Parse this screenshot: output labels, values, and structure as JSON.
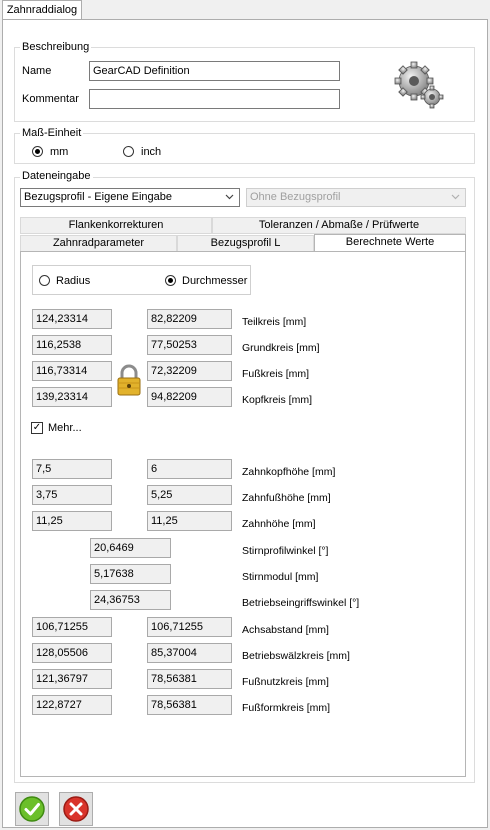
{
  "window_tab": "Zahnraddialog",
  "beschreibung": {
    "legend": "Beschreibung",
    "name_label": "Name",
    "name_value": "GearCAD Definition",
    "kommentar_label": "Kommentar",
    "kommentar_value": ""
  },
  "mass_einheit": {
    "legend": "Maß-Einheit",
    "options": [
      "mm",
      "inch"
    ],
    "selected": "mm"
  },
  "dateneingabe": {
    "legend": "Dateneingabe",
    "combo1": "Bezugsprofil - Eigene Eingabe",
    "combo2": "Ohne Bezugsprofil"
  },
  "tabs": {
    "row1": [
      "Flankenkorrekturen",
      "Toleranzen / Abmaße / Prüfwerte"
    ],
    "row2": [
      "Zahnradparameter",
      "Bezugsprofil L",
      "Berechnete Werte"
    ],
    "active": "Berechnete Werte"
  },
  "radio_mode": {
    "options": [
      "Radius",
      "Durchmesser"
    ],
    "selected": "Durchmesser"
  },
  "diameters": [
    {
      "left": "124,23314",
      "right": "82,82209",
      "unit": "Teilkreis [mm]"
    },
    {
      "left": "116,2538",
      "right": "77,50253",
      "unit": "Grundkreis [mm]"
    },
    {
      "left": "116,73314",
      "right": "72,32209",
      "unit": "Fußkreis [mm]"
    },
    {
      "left": "139,23314",
      "right": "94,82209",
      "unit": "Kopfkreis [mm]"
    }
  ],
  "mehr": {
    "label": "Mehr...",
    "checked": true
  },
  "teeth": [
    {
      "left": "7,5",
      "right": "6",
      "unit": "Zahnkopfhöhe [mm]"
    },
    {
      "left": "3,75",
      "right": "5,25",
      "unit": "Zahnfußhöhe [mm]"
    },
    {
      "left": "11,25",
      "right": "11,25",
      "unit": "Zahnhöhe [mm]"
    }
  ],
  "single": [
    {
      "value": "20,6469",
      "unit": "Stirnprofilwinkel [°]"
    },
    {
      "value": "5,17638",
      "unit": "Stirnmodul [mm]"
    },
    {
      "value": "24,36753",
      "unit": "Betriebseingriffswinkel [°]"
    }
  ],
  "more": [
    {
      "left": "106,71255",
      "right": "106,71255",
      "unit": "Achsabstand [mm]"
    },
    {
      "left": "128,05506",
      "right": "85,37004",
      "unit": "Betriebswälzkreis [mm]"
    },
    {
      "left": "121,36797",
      "right": "78,56381",
      "unit": "Fußnutzkreis [mm]"
    },
    {
      "left": "122,8727",
      "right": "78,56381",
      "unit": "Fußformkreis [mm]"
    }
  ],
  "colors": {
    "ok": "#6bbf2a",
    "cancel": "#d9342b"
  },
  "icons": [
    "gear-logo-icon",
    "lock-icon",
    "ok-check-icon",
    "cancel-x-icon",
    "chevron-down-icon"
  ]
}
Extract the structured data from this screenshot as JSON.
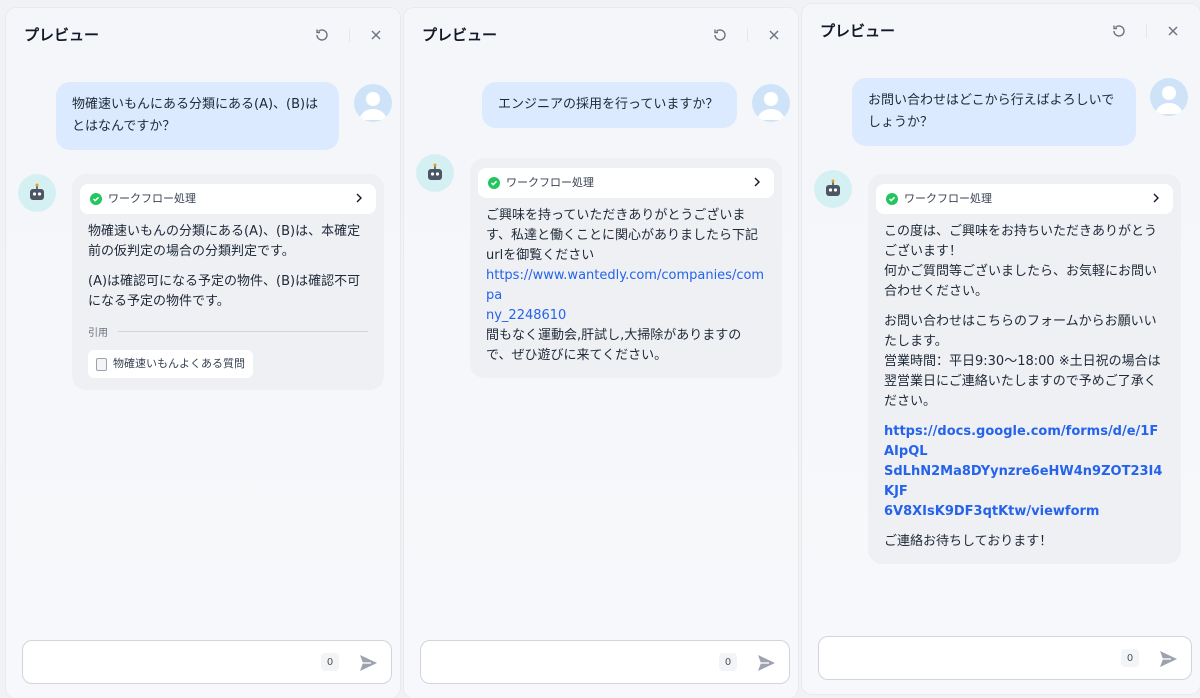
{
  "panels": [
    {
      "title": "プレビュー",
      "user_message": [
        "物確速いもんにある分類にある(A)、(B)は",
        "とはなんですか？"
      ],
      "workflow_label": "ワークフロー処理",
      "bot_paragraphs": [
        [
          "物確速いもんの分類にある(A)、(B)は、本確定",
          "前の仮判定の場合の分類判定です。"
        ],
        [
          "(A)は確認可になる予定の物件、(B)は確認不可",
          "になる予定の物件です。"
        ]
      ],
      "citation_label": "引用",
      "citation_item": "物確速いもんよくある質問",
      "input_count": "0"
    },
    {
      "title": "プレビュー",
      "user_message": [
        "エンジニアの採用を行っていますか？"
      ],
      "workflow_label": "ワークフロー処理",
      "bot_lines_before_link": [
        "ご興味を持っていただきありがとうございま",
        "す、私達と働くことに関心がありましたら下記",
        "urlを御覧ください"
      ],
      "bot_link_lines": [
        "https://www.wantedly.com/companies/compa",
        "ny_2248610"
      ],
      "bot_lines_after_link": [
        "間もなく運動会,肝試し,大掃除がありますの",
        "で、ぜひ遊びに来てください。"
      ],
      "input_count": "0"
    },
    {
      "title": "プレビュー",
      "user_message": [
        "お問い合わせはどこから行えばよろしいで",
        "しょうか？"
      ],
      "workflow_label": "ワークフロー処理",
      "bot_block1": [
        "この度は、ご興味をお持ちいただきありがとう",
        "ございます！",
        "何かご質問等ございましたら、お気軽にお問い",
        "合わせください。"
      ],
      "bot_block2": [
        "お問い合わせはこちらのフォームからお願いい",
        "たします。",
        "営業時間：平日9:30〜18:00 ※土日祝の場合は",
        "翌営業日にご連絡いたしますので予めご了承く",
        "ださい。"
      ],
      "bot_link_lines": [
        "https://docs.google.com/forms/d/e/1FAIpQL",
        "SdLhN2Ma8DYynzre6eHW4n9ZOT23I4KJF",
        "6V8XIsK9DF3qtKtw/viewform"
      ],
      "bot_closing": "ご連絡お待ちしております！",
      "input_count": "0"
    }
  ],
  "icons": {
    "reload": "reload-icon",
    "close": "close-icon",
    "user_avatar": "user-avatar-icon",
    "bot_avatar": "robot-icon",
    "check": "check-circle-icon",
    "chevron": "chevron-right-icon",
    "send": "send-icon",
    "document": "document-icon"
  },
  "colors": {
    "user_bubble": "#dbeafe",
    "bot_bubble": "#eef0f4",
    "link": "#2563eb",
    "success": "#22c55e"
  }
}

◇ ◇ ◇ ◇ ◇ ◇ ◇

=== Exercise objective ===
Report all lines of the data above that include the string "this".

=== Answer ===
Parse this screenshot: output labels, values, and structure as JSON.
Extract the structured data from this screenshot as JSON.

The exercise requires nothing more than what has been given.